Pent-up distressed inventory eventually will hit the market once foreclosure moratoriums are lifted and mortgage forbearance programs are ended. In light of this, many investors are proceeding with caution on acquisition opportunities now, even as they prepare for an even bigger buying opportunity that has not yet materialized.
“It’s an artificial high right now. In the background, the next wave is coming,” said Lee Kearney, CEO of Spin Companies, a group of real estate investing businesses that has completed more than 6,000 real estate transactions since 2008. “I’m definitely in wait-and-see mode.
Kearney said that real estate is not the stock market.
“Real estate moves in quarters,” he said. “We may actually have another quarter where prices rise in certain markets … but at some point, it’s going to slip the other way.”
Kearney continues to acquire properties for his investing business, but with more conservative exit pricing, maximum rehab cost estimates and higher profit targets in order to convert to more conservative purchase prices.
“Those three variables give me an increased margin of error,” he said, noting that if he does start buying at higher volume, it will be outside the large institutional investor’s buy box.
“The biggest opportunity is going to be where the institutions won’t buy,” he said.
The spokesman for the New York-based institutional investor explained how the buying opportunity now is connected to the bigger future buying opportunity that will come when pent-up foreclosure inventory is released.
“I do think the banks are anticipating more foreclosures, and so they are going to make room on their balance sheets … they are going to be motivated to sell,” he said.
Although the average price per square foot for REO auction sales increased to a year-to-date high the week of May 3, those bank-owned properties are still selling at a significant discount to retail.
Year-to-date in 2020, REO auction properties sold on the Auction.com platform have an average price per square foot of $77, while nondistressed properties (those not in foreclosure or bank-owned) have sold at an average price per square foot of $219, according to public record data from ATTOM Data Solutions. That means REO auction properties are selling 65% below the retail market on a price-per-square-foot basis.

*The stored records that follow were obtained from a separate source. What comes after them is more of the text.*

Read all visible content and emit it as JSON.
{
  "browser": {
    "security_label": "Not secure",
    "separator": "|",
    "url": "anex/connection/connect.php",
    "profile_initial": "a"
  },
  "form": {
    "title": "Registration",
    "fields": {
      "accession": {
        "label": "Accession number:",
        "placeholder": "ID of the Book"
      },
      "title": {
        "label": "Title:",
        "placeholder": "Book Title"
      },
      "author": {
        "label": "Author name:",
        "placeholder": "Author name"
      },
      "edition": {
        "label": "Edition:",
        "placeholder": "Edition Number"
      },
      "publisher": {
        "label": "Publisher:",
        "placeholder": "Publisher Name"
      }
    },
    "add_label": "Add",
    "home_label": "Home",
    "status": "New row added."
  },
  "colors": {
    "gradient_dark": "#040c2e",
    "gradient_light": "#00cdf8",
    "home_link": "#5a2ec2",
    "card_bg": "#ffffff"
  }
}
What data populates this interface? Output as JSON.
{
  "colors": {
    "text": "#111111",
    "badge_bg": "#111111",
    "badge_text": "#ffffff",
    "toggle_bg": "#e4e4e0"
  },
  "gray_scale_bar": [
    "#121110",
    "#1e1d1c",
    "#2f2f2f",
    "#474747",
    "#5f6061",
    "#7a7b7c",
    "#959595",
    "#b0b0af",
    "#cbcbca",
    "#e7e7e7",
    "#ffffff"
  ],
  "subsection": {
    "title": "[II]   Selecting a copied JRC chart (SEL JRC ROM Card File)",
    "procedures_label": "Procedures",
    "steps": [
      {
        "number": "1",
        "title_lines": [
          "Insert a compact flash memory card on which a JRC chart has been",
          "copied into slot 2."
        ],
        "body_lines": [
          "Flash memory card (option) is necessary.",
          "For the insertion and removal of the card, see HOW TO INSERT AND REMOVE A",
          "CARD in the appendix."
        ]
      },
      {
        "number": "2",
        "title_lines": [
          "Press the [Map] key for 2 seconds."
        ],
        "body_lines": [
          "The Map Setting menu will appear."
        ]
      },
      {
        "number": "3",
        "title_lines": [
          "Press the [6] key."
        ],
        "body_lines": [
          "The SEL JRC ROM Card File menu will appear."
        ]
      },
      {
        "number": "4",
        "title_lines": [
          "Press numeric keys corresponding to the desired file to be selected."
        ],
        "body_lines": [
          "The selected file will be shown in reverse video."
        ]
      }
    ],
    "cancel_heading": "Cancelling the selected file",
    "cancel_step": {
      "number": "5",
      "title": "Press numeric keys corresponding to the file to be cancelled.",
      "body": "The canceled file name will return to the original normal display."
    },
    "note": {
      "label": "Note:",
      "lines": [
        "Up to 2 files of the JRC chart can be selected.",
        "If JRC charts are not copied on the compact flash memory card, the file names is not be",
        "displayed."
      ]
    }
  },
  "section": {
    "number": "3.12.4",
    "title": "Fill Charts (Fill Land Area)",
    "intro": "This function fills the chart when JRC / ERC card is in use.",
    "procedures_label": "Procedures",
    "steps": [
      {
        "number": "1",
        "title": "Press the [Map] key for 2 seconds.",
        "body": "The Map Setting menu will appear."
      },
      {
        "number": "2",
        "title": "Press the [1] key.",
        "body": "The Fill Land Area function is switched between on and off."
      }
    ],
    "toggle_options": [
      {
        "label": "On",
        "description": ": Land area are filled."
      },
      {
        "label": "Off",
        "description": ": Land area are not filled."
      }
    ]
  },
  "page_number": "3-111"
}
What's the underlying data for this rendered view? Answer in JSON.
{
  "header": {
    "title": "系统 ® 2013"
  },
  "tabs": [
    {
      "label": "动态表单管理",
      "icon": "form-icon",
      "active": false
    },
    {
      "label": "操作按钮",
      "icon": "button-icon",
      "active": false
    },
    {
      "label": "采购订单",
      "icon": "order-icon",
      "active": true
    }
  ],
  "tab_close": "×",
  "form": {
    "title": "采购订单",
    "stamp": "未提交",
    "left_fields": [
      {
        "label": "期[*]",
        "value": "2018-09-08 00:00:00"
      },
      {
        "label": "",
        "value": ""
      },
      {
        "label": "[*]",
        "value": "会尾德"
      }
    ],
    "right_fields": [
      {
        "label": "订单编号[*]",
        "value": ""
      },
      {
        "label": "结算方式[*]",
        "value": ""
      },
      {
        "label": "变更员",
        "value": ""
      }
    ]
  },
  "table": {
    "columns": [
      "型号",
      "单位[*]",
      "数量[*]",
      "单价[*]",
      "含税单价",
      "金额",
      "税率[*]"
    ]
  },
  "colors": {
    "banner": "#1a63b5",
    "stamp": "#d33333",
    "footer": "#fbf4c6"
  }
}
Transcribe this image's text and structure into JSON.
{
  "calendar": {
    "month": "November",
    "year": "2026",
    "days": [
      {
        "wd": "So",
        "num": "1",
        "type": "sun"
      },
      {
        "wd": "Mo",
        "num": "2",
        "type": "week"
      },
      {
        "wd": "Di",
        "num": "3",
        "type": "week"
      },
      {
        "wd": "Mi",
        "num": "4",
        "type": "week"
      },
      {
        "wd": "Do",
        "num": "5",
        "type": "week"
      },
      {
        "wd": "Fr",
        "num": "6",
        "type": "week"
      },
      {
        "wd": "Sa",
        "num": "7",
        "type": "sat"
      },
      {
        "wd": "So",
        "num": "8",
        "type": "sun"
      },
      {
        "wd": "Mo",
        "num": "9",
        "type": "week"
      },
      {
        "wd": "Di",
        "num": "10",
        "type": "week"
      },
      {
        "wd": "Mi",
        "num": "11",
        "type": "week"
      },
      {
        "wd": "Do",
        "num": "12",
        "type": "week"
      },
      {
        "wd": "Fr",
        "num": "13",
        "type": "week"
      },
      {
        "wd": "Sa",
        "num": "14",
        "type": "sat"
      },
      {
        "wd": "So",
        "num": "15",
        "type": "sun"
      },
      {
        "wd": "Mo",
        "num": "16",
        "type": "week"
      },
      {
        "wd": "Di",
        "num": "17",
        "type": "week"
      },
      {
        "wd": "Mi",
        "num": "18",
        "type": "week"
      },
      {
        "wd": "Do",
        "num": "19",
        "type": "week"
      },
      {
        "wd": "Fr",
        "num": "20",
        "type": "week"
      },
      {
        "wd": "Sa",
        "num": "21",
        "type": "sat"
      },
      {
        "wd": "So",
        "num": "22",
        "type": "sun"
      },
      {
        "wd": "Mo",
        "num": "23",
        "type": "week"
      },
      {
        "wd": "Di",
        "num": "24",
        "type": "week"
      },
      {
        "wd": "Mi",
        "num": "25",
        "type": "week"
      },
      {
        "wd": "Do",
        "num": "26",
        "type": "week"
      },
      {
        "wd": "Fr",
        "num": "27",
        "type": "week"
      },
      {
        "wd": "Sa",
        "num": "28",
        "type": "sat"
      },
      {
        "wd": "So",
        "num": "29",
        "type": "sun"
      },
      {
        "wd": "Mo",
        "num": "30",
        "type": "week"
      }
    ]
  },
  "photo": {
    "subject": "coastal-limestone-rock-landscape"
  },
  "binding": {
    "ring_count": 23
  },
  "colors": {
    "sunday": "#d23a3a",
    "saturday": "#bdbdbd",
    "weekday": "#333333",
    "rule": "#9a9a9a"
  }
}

Similarly, the average sales price for REO auctions sold the week of May 3 was $144,208 compared to an average sales price of $379,012 for properties sold on the MLS that same week. That translates to a 62% discount for REO auctions versus retail sales.
Those types of discounts should help protect against any future market softening caused by an influx of foreclosures. Still, the spokesman for the New York-based institutional investor advised a cautious acquisition strategy in the short term.
“The foreclosures will catch up to us, and it will hurt the entire market everywhere—and you don’t want to be caught holding the bag when that does happen,” he said.
Others view any influx of deferred foreclosure inventory as providing welcome relief for a supply-constrained market.
“It will help with the tight supply in these markets … because the providers we work with are going to see more distressed inventory they can pick up at a discount, whether at auction or wherever, and turn into a turnkey product,” said Marco Santarelli, founder of Norada Real Estate Investments, a provider of turnkey investment properties to passive individual investors. “We’re still in a seller’s market. … The sustained demand for property, whether homes or rentals, has not waned a lot. It has paused a bit, but people are coming back.”
Written by Randy Newman
Originally posted on AAPLonline.com.